5. Be A Real Person
Many people are afraid of showing their true personality in business environments. There can be pressure to appear ‘professional’ at all times. But remember what we said earlier: People do business with people. Not corporate robots. Trust can only be built when we believe the person we are dealing with is authentic.
It is always wise to steer clear of some topics. If you have them, keep your more controversial opinions to yourself. However, that doesn’t mean you can’t have an opinion.
This rule applies to the digital world even more so. Avoid corporate language. Speak like a human being and (sometimes) say what you really mean.
Look for opportunities to expand your reach to new markets and client bases. That might mean a guest speaker spot at a conference or webinar. Joining a podcast or writing an article for a journal or industry blog.
Don’t forget to engage online with accounts that are also doing good things. Too much time is spent pumping content into the digital world with not enough attention given to connecting with real people.
If you can do favours for people in the digital world, that goodwill often extends back into the real world. And the best benefit of contributing to someone else’s content schedule? They’ll do most of the hard work, and you can reap the rewards.
Finally, the key to any marketing and business development activity: You’ve got to keep it up.
Whether you are busy or quiet, make time for developing your personal brand. Or get someone to help you.
That’s where a strategy and marketing plan can help you. Identify early on what type of content you need to be producing and how often. Then stick to the plan.
Get started building your personal brand
All this might be starting to sound like a lot of work on top of the day job. But those industry professionals we see excelling didn’t get there by doing the day job alone.
Leave time in your diary to work on this stuff. Invest in yourself. In the long run, your future self will thank you for it. Of course, if you’re struggling to know where to start or don’t have enough hours in the day, you can always bring someone in to help you.
A consultant (like Limeslade) can support you in designing and implementing a strategy for developing your personal brand. Whether that’s identifying speaking opportunities, managing websites, social media or YouTube channels. We can help you develop your profile, from someone who is good at their job, to being a go-to thought leader in your field.
Find out more about our services for individuals here.
But what if I work in a large organisation?
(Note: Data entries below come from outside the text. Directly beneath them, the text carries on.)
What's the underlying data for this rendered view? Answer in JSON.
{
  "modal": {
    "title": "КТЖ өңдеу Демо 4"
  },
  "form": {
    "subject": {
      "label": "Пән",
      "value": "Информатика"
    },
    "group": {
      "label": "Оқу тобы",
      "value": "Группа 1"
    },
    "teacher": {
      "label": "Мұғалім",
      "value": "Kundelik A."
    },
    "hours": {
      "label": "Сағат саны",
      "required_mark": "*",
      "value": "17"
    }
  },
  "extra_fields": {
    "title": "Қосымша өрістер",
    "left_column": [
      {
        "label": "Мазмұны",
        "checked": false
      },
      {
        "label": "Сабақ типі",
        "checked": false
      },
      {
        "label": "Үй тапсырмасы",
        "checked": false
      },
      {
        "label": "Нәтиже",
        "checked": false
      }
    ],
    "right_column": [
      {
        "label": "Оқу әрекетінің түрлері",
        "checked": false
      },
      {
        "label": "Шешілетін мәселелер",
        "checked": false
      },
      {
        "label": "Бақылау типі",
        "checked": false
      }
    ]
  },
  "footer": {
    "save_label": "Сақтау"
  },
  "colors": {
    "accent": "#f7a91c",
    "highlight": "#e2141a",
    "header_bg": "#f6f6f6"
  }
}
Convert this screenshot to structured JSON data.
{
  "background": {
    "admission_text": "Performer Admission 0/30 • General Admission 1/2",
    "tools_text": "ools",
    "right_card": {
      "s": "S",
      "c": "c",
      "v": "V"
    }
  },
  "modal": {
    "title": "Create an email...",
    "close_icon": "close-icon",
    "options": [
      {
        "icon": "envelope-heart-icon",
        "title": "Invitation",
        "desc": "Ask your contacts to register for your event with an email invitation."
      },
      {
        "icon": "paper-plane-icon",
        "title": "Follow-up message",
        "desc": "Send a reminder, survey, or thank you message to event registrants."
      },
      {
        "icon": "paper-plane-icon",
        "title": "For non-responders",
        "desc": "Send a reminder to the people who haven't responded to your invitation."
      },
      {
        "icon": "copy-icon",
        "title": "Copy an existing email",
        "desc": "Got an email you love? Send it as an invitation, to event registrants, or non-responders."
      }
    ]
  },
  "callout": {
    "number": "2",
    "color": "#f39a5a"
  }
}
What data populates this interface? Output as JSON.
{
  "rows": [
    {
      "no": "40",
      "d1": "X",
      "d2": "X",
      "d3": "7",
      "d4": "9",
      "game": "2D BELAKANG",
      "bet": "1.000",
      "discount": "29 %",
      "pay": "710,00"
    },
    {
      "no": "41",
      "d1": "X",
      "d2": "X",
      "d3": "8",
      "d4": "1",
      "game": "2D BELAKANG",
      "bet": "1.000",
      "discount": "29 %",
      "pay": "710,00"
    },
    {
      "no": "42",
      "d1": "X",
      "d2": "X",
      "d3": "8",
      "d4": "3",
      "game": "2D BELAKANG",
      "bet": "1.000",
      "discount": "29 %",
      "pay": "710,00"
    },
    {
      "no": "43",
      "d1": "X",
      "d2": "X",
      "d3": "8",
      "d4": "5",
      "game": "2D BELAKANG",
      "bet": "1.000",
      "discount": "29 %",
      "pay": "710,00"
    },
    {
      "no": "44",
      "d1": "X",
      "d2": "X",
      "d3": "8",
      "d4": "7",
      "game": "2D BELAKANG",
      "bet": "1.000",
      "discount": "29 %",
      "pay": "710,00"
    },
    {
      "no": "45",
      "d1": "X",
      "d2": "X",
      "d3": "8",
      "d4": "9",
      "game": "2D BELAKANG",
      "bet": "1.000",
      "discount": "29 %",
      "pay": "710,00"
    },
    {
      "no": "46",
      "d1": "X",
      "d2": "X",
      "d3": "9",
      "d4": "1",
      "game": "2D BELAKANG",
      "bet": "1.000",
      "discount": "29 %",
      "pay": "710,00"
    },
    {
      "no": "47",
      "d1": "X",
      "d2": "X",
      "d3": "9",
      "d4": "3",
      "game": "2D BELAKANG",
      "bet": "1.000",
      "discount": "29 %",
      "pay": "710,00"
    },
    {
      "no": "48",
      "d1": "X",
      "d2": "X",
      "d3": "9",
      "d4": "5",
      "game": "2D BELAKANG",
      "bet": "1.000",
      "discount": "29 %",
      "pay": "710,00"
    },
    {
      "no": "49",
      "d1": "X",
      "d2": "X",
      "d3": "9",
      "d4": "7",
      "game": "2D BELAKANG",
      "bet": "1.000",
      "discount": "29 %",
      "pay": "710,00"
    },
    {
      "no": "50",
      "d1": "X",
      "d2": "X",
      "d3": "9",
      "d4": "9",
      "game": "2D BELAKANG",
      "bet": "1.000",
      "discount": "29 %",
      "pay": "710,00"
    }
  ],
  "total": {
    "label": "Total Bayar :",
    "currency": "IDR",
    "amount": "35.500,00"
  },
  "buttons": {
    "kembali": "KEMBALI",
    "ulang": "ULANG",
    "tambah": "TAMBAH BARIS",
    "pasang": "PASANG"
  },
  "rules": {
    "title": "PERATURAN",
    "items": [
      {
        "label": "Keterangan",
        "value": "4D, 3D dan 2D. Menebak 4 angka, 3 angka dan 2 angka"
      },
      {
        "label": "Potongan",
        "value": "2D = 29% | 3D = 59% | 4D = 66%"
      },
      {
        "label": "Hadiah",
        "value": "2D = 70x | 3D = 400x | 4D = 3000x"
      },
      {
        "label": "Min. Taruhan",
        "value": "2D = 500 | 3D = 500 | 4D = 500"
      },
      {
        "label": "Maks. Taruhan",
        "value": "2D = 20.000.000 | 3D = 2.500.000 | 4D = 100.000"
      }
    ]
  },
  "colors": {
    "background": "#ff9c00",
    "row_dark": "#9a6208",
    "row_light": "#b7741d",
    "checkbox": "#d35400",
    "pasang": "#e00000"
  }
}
Building a personal brand is not just important for those of you in businesses built around one individual. In fact, we’d argue that it is even more important for you to distance yourself from the crowd in a big organisation than in a small one.
In this position, it might be tempting to leave the work of building your brand to your internal marketing team. I’ve no doubt they’ve got the skills and knowledge to do a fantastic job. However, they’ve got the whole team to look after.
Instead by outsourcing to a dedicated personal resource, a consultant can take the pressure off. Limeslade can work with internal teams to identify what’s important internally as well as individually. And ultimately, if you become a leader in your field, the company will benefit just as much as you do.